|Men’s speed skating|
|Competitor for the United States|
|Gold||1932 Lake Placid||500 m|
|Gold||1932 Lake Placid||1500 m|
John Amos Shea (September 7, 1910 – January 22, 2002), better known as Jack Shea or The Chief, was an American double-Gold medalist in speed skating at the 1932 Winter Olympics. He was the first American to win two Gold medals at one Winter Olympics edition, and was the patriarch of the first family with three generations of Winter Olympians. Along with his compatriot Irving Jaffee, he was the most successful athlete at the 1932 Winter Olympics.
Shea won Gold medals in the 500-meter and 1500-meter events at the III Olympic Winter Games in his hometown of Lake Placid, New York. He also recited the Olympic Oath at the Games' opening ceremonies, which were presided over by then-New York State Governor Franklin D. Roosevelt. Shea chose not to defend his Olympic titles at the 1936 Winter Olympics in Garmisch-Partenkirchen, at the request of a Lake Placid rabbi who asked him not to compete in Hitler's Germany.
Decades later, Shea played a major role in returning the Winter Olympics to Lake Placid in 1980 as a member of the 1980 Olympic Organizing Committee. Afterward, he served as Vice Chairman of the Olympic Regional Development Authority, the organization that manages the venues used in the 1980 Games.
His son, Jim Shea, Sr., was a 1964 Olympian in Nordic Combined and Cross Country Skiing; his grandson, Jim Shea, Jr. was the Gold medalist in men's Skeleton Sledding at the 2002 Winter Olympics in Salt Lake City.

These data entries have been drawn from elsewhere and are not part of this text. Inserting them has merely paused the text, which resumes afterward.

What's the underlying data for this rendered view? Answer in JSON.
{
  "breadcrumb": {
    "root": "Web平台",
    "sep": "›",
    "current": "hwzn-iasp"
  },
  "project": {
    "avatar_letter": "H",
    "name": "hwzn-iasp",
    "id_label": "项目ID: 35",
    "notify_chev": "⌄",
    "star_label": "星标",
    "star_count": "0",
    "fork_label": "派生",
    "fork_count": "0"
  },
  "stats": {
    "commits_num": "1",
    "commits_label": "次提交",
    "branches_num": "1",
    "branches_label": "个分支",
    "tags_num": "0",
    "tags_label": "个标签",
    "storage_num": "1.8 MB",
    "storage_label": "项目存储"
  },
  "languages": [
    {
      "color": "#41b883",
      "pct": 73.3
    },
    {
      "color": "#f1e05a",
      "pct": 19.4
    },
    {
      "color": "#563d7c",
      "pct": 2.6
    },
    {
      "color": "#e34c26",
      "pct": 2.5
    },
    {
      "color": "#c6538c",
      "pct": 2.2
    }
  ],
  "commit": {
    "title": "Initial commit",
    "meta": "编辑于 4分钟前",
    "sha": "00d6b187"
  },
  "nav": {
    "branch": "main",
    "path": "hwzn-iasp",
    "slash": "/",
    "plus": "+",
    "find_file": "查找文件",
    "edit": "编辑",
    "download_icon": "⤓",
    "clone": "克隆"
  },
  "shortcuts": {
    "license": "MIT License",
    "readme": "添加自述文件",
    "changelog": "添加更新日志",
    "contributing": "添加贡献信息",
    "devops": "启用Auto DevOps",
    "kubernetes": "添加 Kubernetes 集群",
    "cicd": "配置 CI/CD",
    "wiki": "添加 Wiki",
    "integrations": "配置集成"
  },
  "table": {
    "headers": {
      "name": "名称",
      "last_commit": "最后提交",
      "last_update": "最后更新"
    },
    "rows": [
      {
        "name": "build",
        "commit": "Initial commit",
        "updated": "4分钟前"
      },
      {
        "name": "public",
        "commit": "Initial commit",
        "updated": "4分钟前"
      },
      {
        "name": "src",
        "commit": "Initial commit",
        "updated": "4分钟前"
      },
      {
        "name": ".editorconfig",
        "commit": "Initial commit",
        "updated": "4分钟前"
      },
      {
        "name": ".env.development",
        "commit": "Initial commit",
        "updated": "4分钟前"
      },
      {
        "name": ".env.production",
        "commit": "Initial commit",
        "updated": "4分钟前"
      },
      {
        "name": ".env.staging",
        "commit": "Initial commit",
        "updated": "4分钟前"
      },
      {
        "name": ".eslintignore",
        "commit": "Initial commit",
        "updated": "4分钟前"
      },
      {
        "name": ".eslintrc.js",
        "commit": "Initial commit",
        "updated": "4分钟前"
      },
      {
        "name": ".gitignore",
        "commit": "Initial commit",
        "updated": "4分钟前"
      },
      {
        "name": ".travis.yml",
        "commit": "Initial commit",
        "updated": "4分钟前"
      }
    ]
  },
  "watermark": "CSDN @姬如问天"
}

In the lead-up to the Salt Lake Games, Jack participated in the Olympic torch relay, lighting a cauldron at the speed skating oval in Lake Placid where he had won his medals in 1932. Shea was killed in a head-on automobile collision by a drunk driver 17 days before he was to watch his grandson participate in the Salt Lake Games. 
Outside of sports
Shea attended Lake Placid High School, graduated from Dartmouth College and briefly attended Albany Law School, leaving to support his family during the Great Depression in a series of jobs in Lake Placid. From 1958 to 1974, he was town Justice, and from 1974 until his retirement in 1983 he was the Supervisor of the town of North Elba. 
- ^ 2003-04 Annual Report (in PDF format) from the Olympic Regional Development Authority website
- ^ Shea Welcomed In Lake Placid, March 3, 2002 Associated Press article
- ^ An Olympic dynasty: Like father, like son, like grandson, December 25, 2001 Associated Press article
- IOC 1932 Winter Olympics
- Jack Shea at SkateResults.com
- Jack Shea's U.S. Olympic Team bio
- Jack Shea at Find a Grave